By the end of KS4, pupils will have studied four Shakespeare plays in-depth and a selection of classic texts, seminal world literature, poems and plays. In English, pupils study the foundations of literature, composition, linguistics and rhetoric to deepen their understanding of more complex texts and to support their own creative, transactional and analytical writing. We follow the Edexcel exam board for English language and English Literature. Below is a summary of how our Lower school curriculum pathway continues into GCSE study.
Reading for Meaning – Texts are prescribed at GCSE, but students continue to examine challenging universal themes, events and ideas. Poetry and non-fiction are still woven through each unit so that students are regularly encountering language in all its forms; from the informative and rhetorical to the concentrated and distilled. Debates students have had at KS3 around gender, power, religion, class and persecution are a solid foundation on which our in-depth study of ‘The Merchant of Venice’, ‘Journey’s End, ‘Animal Farm,’ ‘A Christmas Carol’ and ‘The Tempest’ build.
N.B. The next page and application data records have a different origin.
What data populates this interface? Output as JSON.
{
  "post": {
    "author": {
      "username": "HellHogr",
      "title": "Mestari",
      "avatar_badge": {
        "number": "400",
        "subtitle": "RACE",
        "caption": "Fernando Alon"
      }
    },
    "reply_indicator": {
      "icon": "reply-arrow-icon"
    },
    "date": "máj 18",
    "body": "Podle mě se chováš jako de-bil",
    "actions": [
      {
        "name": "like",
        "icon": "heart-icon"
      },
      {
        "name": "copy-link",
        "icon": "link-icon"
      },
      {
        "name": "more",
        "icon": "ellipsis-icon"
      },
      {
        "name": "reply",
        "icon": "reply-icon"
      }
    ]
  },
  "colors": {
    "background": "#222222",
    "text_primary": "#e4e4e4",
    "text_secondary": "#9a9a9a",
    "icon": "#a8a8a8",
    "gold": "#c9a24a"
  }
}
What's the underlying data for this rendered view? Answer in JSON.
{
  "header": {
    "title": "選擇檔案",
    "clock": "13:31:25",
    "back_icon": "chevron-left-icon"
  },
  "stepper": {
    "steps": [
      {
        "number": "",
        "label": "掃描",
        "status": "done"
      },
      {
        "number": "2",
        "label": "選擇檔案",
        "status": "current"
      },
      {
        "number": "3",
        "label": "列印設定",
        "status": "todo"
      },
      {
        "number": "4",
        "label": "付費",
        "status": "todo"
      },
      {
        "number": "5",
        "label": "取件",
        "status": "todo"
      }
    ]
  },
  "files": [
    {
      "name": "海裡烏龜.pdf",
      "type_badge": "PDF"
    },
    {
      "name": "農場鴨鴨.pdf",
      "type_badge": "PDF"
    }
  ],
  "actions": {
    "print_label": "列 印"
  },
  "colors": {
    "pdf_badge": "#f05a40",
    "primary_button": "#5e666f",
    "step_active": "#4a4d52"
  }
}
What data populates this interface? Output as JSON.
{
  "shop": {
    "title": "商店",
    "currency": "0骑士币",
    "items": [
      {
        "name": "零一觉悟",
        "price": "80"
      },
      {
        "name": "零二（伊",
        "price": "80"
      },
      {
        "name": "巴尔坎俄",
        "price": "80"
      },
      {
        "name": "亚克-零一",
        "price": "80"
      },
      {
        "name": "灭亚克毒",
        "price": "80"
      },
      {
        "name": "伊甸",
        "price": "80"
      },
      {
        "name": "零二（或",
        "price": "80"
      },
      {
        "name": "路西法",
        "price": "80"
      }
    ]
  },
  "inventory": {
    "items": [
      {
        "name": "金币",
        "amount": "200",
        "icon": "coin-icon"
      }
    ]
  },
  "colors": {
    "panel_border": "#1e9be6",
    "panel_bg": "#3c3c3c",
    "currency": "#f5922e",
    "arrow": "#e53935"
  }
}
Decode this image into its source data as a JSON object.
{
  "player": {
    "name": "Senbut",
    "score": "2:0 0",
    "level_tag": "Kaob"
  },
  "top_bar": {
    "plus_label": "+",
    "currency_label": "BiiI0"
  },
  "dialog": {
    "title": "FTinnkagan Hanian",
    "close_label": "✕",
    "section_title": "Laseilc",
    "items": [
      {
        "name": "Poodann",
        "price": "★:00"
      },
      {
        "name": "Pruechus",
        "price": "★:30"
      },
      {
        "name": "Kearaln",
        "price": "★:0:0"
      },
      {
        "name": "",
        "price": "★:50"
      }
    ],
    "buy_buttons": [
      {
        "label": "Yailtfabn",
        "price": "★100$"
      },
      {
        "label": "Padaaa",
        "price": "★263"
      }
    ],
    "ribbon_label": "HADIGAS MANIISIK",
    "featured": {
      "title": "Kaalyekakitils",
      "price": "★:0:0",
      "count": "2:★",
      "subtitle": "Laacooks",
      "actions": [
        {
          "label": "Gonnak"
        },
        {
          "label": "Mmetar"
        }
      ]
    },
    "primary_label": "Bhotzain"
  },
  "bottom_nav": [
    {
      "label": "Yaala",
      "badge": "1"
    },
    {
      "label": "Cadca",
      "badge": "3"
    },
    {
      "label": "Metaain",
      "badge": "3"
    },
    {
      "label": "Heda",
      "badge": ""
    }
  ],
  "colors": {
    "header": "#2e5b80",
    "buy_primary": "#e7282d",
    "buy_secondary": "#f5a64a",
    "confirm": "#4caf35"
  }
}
Students continue to have the opportunity to debate how our texts address arguments that are still ongoing e.g., Human Rights, discrimination, The Cost-of-Living Crisis, war, propaganda and ‘fake news’.
Authorial Methods – At the end of key stage three students have built up a substantial knowledge of literary methods used by writers to create meaning. We use our ‘CCGS Language and Structure Booklet’ from Year 7 all the way through to Year 13, gradually building up and regularly revisiting their knowledge of authorial methods. At key stage 4 they continue to analyse the writer’s craft but are also developing into proficient writers themselves. They have already studied alternative/marginalised viewpoints, experimented with tenses used for effect, used figurative methods such as symbol and foil characters and experimented with more complex narrative viewpoints and perspectives. At GCSE, they can use their writing tools in several creative writing pieces and experiment with new forms such as writing historical fiction and fiction inspired by poetry. By the time students study ‘A’ Level English they will have mastered a complete compendium of the techniques by which writers shape meaning.
Composition – Writing began at KS3 with the imitation of established forms and styles and moved into experimentation and practise of fiction and non-fiction writing. We continue to work on mastery of description, narrative, speeches, open letters, articles, opinion pieces, through the study of their different components. We build on the analytical writing at KS3 that explored character development, arcs, and thematic concerns towards a consideration of alternative viewpoints for GCSE and ‘A’ level. We revisit and deepen our study of rhetoric at KS3 with more considered and nuanced argument of complex themes.
Context - How a text may have been shaped by external social, political and historical forces is a consideration of all texts studied from year 7 to year 13. At KS3 we examined ancient Greece, the Renaissance, the Romantic movement, the Victorian period, American Civil War, The Harlem Renaissance, Post-War and Post-Colonial periods. At GCSE, we return to the Renaissance, Romantic and Victorian periods; but we also learn about the First World War, The Russian Revolution, Communism and Colonialism. This focus on context allows students to gradually build broad knowledge and cultural capital so that they can access not only the texts they are reading; but also, the historicist approaches required in English at KS4 and ‘A’ Level.
Grammar and Vocab – Being proficient in the mechanics of language not only helps students become better writers but also helps students to understand what they have read. A limited vocabulary can be a barrier to comprehension and the articulation of complex ideas, so we place vocabulary and etymology at the heart of learning in English. Grammar drills, common errors and misconceptions are revisited continually until they become automatic and overlearned.